Already I find that when I think of my trip, and all the many amazing sights we saw, I keep coming back over and over again to Wistman’s Wood. I hope someday to spend much more time there, and in the surrounding area. It was deeply powerful.

~ by Dver on May 9, 2013.

8 Responses to “Wistman’s Wood”

  1. Wow! That looks a lot like I have always imagined Ryhope Wood to look. The second picture, particularly, is very much like the way I imagined the tree that Tallis sees the Warrior Scathach from, and then makes her Bird Spirit Land.

    • Yes, I totally see that!

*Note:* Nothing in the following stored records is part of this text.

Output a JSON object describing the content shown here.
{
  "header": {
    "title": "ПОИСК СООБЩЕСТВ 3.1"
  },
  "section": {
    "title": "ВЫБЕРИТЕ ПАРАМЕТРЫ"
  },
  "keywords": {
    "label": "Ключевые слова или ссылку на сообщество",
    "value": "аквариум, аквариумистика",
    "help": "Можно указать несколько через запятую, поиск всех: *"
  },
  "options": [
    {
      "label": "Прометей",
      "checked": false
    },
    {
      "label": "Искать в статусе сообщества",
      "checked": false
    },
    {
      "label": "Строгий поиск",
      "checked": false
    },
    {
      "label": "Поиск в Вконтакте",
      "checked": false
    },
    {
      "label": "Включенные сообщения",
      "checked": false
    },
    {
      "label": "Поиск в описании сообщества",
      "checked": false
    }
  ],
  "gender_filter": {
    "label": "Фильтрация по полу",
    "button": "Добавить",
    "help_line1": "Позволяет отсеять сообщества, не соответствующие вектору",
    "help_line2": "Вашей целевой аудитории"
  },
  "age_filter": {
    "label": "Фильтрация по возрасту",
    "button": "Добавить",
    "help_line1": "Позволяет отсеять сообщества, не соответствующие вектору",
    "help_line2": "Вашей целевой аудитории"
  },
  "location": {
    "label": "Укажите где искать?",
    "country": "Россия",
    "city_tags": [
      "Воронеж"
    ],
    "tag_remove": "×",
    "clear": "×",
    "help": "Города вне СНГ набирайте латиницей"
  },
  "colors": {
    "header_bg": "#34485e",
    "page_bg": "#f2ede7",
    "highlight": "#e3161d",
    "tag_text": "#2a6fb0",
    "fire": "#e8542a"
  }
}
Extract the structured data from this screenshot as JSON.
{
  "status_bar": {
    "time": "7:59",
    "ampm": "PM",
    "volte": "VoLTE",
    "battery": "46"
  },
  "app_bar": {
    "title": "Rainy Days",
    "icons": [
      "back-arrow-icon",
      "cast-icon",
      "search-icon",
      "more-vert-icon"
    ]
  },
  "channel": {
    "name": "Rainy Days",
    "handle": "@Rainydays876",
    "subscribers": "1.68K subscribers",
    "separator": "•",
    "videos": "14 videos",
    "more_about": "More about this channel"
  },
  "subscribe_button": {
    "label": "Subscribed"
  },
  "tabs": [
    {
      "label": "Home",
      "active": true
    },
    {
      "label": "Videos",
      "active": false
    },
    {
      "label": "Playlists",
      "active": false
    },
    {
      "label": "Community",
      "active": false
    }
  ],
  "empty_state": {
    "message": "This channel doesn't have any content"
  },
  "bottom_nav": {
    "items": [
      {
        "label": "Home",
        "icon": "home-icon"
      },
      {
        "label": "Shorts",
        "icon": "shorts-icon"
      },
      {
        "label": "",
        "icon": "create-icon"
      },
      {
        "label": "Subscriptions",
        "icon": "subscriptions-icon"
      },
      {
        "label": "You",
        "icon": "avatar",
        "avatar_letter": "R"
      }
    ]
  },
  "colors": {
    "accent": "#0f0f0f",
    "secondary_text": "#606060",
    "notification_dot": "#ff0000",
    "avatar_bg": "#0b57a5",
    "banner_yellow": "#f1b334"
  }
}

      Actually, one of the things I’d wanted to see on this trip was Holdstock’s memorial (he has a bench somewhere, not a gravesite), but it was too out of the way from the rest of our stuff. Still, it was good to see bits of the sort of landscape that must have inspired him.

  2. Reminds me of walking in Derbyshire when I was a lad. Welcome to Britain, where the skyis often grey, the rocks slippery and the ground and distance are indeed deceptive. I love my country. :-). Its a shame this week has gone cool and cloudy again, but when there are blue skies and blinding sunshine, that’s when Britain really shows her beauty.
    I’m glad you are seeing and experiencing what our isle is like. Please keep posting!

  3. Hi, Senneferet, I’m actually from Yorkshire, but my folks were kind enough to take me hiking in Derbyshire when I was a kid.
    Frogatt’s Edge, eh? Good stone circle and definitely a magic feel to the place. Did you gain any impressions for the circle itself? I picked up a orientation with bulls, then discovered Taurus was somehow involved, possibly with the star Aldabaran being used as pole star in the Bronze Age.

  4. Reblogged this on hocuspocus13.

  5. What a wonderful place. I have seen it before on television I think and have always wanted to go there and experience it for myself. It looks very mystical and ancient. I really like your blog.
    Bright Blessings

Leave a Reply

Fill in your details below or click an icon to log in:

WordPress.com Logo

You are commenting using your WordPress.com account. Log Out / Change )

Twitter picture

You are commenting using your Twitter account. Log Out / Change )

Facebook photo

You are commenting using your Facebook account. Log Out / Change )

Google+ photo

You are commenting using your Google+ account. Log Out / Change )

Connecting to %s


Get every new post delivered to your Inbox.

Join 574 other followers